> **ASSIGNMENT**:
Line by line, give the data again exactly as it appears, but without pictures.

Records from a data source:
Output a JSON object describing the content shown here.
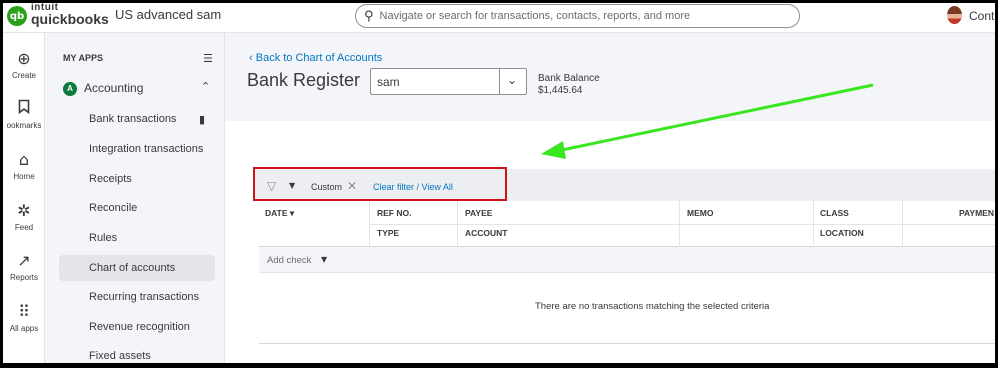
{
  "topbar": {
    "logo": "qb",
    "brand_line1": "intuit",
    "brand_line2": "quickbooks",
    "company": "US advanced sam",
    "search_placeholder": "Navigate or search for transactions, contacts, reports, and more",
    "contact_label": "Cont"
  },
  "rail": [
    {
      "icon": "plus-circle-icon",
      "glyph": "⊕",
      "label": "Create"
    },
    {
      "icon": "bookmark-icon",
      "glyph": "⌑",
      "label": "ookmarks"
    },
    {
      "icon": "home-icon",
      "glyph": "⌂",
      "label": "Home"
    },
    {
      "icon": "feed-icon",
      "glyph": "✲",
      "label": "Feed"
    },
    {
      "icon": "reports-icon",
      "glyph": "↗",
      "label": "Reports"
    },
    {
      "icon": "all-apps-icon",
      "glyph": "⠿",
      "label": "All apps"
    }
  ],
  "nav": {
    "section": "MY APPS",
    "app_icon": "A",
    "app": "Accounting",
    "items": [
      {
        "label": "Bank transactions"
      },
      {
        "label": "Integration transactions"
      },
      {
        "label": "Receipts"
      },
      {
        "label": "Reconcile"
      },
      {
        "label": "Rules"
      },
      {
        "label": "Chart of accounts"
      },
      {
        "label": "Recurring transactions"
      },
      {
        "label": "Revenue recognition"
      },
      {
        "label": "Fixed assets"
      }
    ]
  },
  "register": {
    "back_link": "Back to Chart of Accounts",
    "title": "Bank Register",
    "account": "sam",
    "balance_label": "Bank Balance",
    "balance_value": "$1,445.64"
  },
  "filter": {
    "custom": "Custom",
    "clear_link": "Clear filter / View All"
  },
  "table": {
    "headers": {
      "date": "DATE ▾",
      "ref_no": "REF NO.",
      "type": "TYPE",
      "payee": "PAYEE",
      "account": "ACCOUNT",
      "memo": "MEMO",
      "class": "CLASS",
      "location": "LOCATION",
      "payment": "PAYMEN"
    },
    "add_check": "Add check",
    "empty_message": "There are no transactions matching the selected criteria"
  },
  "colors": {
    "brand_green": "#2ca01c",
    "link_blue": "#0077c5",
    "highlight_red": "#d0121b",
    "annotation_arrow": "#39e61f"
  }
}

> **SOLUTION TO THE PROBLEM**:
Output a JSON object describing the content shown here.
{
  "topbar": {
    "logo": "qb",
    "brand_line1": "intuit",
    "brand_line2": "quickbooks",
    "company": "US advanced sam",
    "search_placeholder": "Navigate or search for transactions, contacts, reports, and more",
    "contact_label": "Cont"
  },
  "rail": [
    {
      "icon": "plus-circle-icon",
      "glyph": "⊕",
      "label": "Create"
    },
    {
      "icon": "bookmark-icon",
      "glyph": "⌑",
      "label": "ookmarks"
    },
    {
      "icon": "home-icon",
      "glyph": "⌂",
      "label": "Home"
    },
    {
      "icon": "feed-icon",
      "glyph": "✲",
      "label": "Feed"
    },
    {
      "icon": "reports-icon",
      "glyph": "↗",
      "label": "Reports"
    },
    {
      "icon": "all-apps-icon",
      "glyph": "⠿",
      "label": "All apps"
    }
  ],
  "nav": {
    "section": "MY APPS",
    "app_icon": "A",
    "app": "Accounting",
    "items": [
      {
        "label": "Bank transactions"
      },
      {
        "label": "Integration transactions"
      },
      {
        "label": "Receipts"
      },
      {
        "label": "Reconcile"
      },
      {
        "label": "Rules"
      },
      {
        "label": "Chart of accounts"
      },
      {
        "label": "Recurring transactions"
      },
      {
        "label": "Revenue recognition"
      },
      {
        "label": "Fixed assets"
      }
    ]
  },
  "register": {
    "back_link": "Back to Chart of Accounts",
    "title": "Bank Register",
    "account": "sam",
    "balance_label": "Bank Balance",
    "balance_value": "$1,445.64"
  },
  "filter": {
    "custom": "Custom",
    "clear_link": "Clear filter / View All"
  },
  "table": {
    "headers": {
      "date": "DATE ▾",
      "ref_no": "REF NO.",
      "type": "TYPE",
      "payee": "PAYEE",
      "account": "ACCOUNT",
      "memo": "MEMO",
      "class": "CLASS",
      "location": "LOCATION",
      "payment": "PAYMEN"
    },
    "add_check": "Add check",
    "empty_message": "There are no transactions matching the selected criteria"
  },
  "colors": {
    "brand_green": "#2ca01c",
    "link_blue": "#0077c5",
    "highlight_red": "#d0121b",
    "annotation_arrow": "#39e61f"
  }
}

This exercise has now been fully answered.